Salice, C.J., Rowe, C.L., Pechmann, J.H.K. and Hopkins, W.A. 2011. Multiple stressors and complex life cycles: insights from a population‐level assessment of breeding site contamination and terrestrial habitat loss in an amphibian. Environmental Toxicology and Chemistry 30:2874-2882.

Hopkins, W.A., DuRant, S.E. 2011. Innate immunity and stress physiology of eastern hellbenders (Cryptobranchus alleganiensis) from two stream reaches with differing habitat quality. General and Comparative Endocrinology 174:107-115.

Todd, B.D., Bergeron, C.M., Hepner, M.J., and Hopkins, W.A. 2011. Aquatic and terrestrial stressors in amphibians: a test of the double jeopardy hypothesis based on maternally and trophically derived contaminants. Environmental Toxicology and Chemistry 30:2277-2284.

Wada, W., Bergeron, C.M., McNabb, A.F.M., Todd, B.D., and Hopkins, W.A. 2011. Dietary mercury has no observable effects on thyroid-mediated processes and fitness-related traits in wood frogs. Environmental Science and Technology 45:7915-7922.

DuRant, S. E., Hopkins, W.A, Hawley, D.M., and Hepp, G.R. 2011. Incubation temperature affects multiple measures of immunocompetence in young wood ducks (Aix Sponsa). Biology Letters, 24 August 2011, doi:10.1098/rsbl.2011.0735.

Homyack, J. A., Haas, C.A., Hopkins, W.A. 2011. Energetics of surface-active terrestrial salamanders in experimentally harvested forest. The Journal of Wildlife Management: 75:1267-1278.

Bergeron, C. M., Hopkins, W. A.Bodinof, C. M., Budischak, S. A., Wada, H. and Unrine, J. M., 2011Counterbalancing effects of maternal mercury exposure during different stages of early ontogeny. Science of the Total Environment: 409:4746-4752.

DuRant, S.E, Hopkins, W.A., and Hepp, G.R. 2011. Energy expenditure of developing wood duck (Aix sponsa)embryos is related to incubation temperature.
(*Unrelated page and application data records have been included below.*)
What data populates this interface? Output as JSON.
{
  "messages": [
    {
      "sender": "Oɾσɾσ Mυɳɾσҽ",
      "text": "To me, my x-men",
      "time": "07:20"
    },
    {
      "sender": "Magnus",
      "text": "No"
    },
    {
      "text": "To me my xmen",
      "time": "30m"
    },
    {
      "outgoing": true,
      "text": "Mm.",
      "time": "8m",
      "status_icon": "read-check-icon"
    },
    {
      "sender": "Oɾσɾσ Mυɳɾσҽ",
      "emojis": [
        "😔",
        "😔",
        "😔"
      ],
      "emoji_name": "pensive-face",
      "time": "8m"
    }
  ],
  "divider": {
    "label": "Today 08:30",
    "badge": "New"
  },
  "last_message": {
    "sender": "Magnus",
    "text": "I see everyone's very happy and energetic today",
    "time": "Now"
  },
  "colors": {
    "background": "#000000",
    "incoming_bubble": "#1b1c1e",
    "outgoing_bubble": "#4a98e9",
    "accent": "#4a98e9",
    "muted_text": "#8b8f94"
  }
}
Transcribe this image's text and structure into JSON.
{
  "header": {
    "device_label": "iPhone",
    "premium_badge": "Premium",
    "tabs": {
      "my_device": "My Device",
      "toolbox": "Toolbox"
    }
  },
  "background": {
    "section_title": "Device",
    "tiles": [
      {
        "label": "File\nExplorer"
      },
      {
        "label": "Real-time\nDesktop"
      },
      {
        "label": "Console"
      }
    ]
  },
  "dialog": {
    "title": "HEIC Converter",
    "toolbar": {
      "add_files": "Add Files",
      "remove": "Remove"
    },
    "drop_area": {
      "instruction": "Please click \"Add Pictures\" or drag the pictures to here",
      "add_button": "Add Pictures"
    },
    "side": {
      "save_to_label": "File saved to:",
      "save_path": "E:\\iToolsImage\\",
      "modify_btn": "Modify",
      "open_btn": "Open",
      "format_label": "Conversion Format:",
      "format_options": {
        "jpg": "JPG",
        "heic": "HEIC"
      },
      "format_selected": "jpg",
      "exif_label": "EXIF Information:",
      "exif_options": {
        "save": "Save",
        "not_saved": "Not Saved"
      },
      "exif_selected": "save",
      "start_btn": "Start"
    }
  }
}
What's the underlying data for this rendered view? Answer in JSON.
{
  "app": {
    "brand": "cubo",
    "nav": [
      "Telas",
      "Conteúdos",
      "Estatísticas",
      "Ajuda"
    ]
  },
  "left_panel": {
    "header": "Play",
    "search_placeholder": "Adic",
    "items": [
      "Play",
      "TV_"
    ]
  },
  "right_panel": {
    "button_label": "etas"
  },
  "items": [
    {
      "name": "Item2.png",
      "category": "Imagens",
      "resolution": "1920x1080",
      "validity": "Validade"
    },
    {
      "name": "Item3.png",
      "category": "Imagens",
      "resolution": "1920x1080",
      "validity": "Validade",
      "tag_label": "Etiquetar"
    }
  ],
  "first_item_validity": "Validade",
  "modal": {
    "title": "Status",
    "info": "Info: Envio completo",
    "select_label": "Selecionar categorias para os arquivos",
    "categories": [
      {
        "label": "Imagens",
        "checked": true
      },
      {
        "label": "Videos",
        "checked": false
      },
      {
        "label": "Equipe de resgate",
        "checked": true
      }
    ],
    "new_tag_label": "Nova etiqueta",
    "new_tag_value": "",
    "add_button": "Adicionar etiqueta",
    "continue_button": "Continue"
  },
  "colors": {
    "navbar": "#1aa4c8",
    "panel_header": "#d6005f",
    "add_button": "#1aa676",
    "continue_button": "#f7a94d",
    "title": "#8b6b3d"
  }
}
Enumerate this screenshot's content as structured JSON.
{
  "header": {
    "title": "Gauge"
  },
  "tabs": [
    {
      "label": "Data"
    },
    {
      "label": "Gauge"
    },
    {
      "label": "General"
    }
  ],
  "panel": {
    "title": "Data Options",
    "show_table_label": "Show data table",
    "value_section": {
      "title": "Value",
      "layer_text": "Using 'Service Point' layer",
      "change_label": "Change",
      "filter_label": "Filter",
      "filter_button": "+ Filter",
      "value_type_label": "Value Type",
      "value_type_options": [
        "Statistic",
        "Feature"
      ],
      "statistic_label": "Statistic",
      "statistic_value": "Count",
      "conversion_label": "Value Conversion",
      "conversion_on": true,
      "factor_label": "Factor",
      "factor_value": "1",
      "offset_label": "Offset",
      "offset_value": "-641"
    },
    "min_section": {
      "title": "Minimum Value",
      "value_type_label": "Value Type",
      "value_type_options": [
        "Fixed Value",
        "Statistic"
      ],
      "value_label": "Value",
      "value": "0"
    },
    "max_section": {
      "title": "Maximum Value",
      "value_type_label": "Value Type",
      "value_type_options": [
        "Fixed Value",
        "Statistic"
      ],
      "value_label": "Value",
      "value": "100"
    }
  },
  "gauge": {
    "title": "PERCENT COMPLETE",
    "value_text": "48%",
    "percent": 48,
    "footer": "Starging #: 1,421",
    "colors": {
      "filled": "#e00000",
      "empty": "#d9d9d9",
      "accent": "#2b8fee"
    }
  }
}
Physiological and Biochemical Zoology 84:451-457.

Bergeron, C.M., Hopkins, W.A., Todd, B.D., Hepner, M.J., and Unrine, J.M2011. Interactive effects of maternal and dietary mercury exposure have latent and lethal consequences for amphibian larvae. Environmental Science and Technology 45:3781-3787.

Hopkins, B.C, DuRant S.E., Hepp, G.R., and W.A. Hopkins. 2011. Incubation temperature influences locomotor performance in young wood ducks (Aix sponsa). Journal of Experimental Zoology Part A: Ecological Genetics and Physiology 315:274-279.

Todd, B.T., Bergeron, C.M., Hepner, M.J., Burke, J.N., Hopkins, W.A. 2011. Does maternal exposure to an environmental stressor affect offspring response to predators? Oecologia 166:283-290.

Willson, J.D. and Hopkins, W.A. 2011. Prey morphology constrains the feeding ecology of an aquatic generalist predator. Ecology 92:744-754.

For a complete list of published work, please see the PUBLICATIONS page.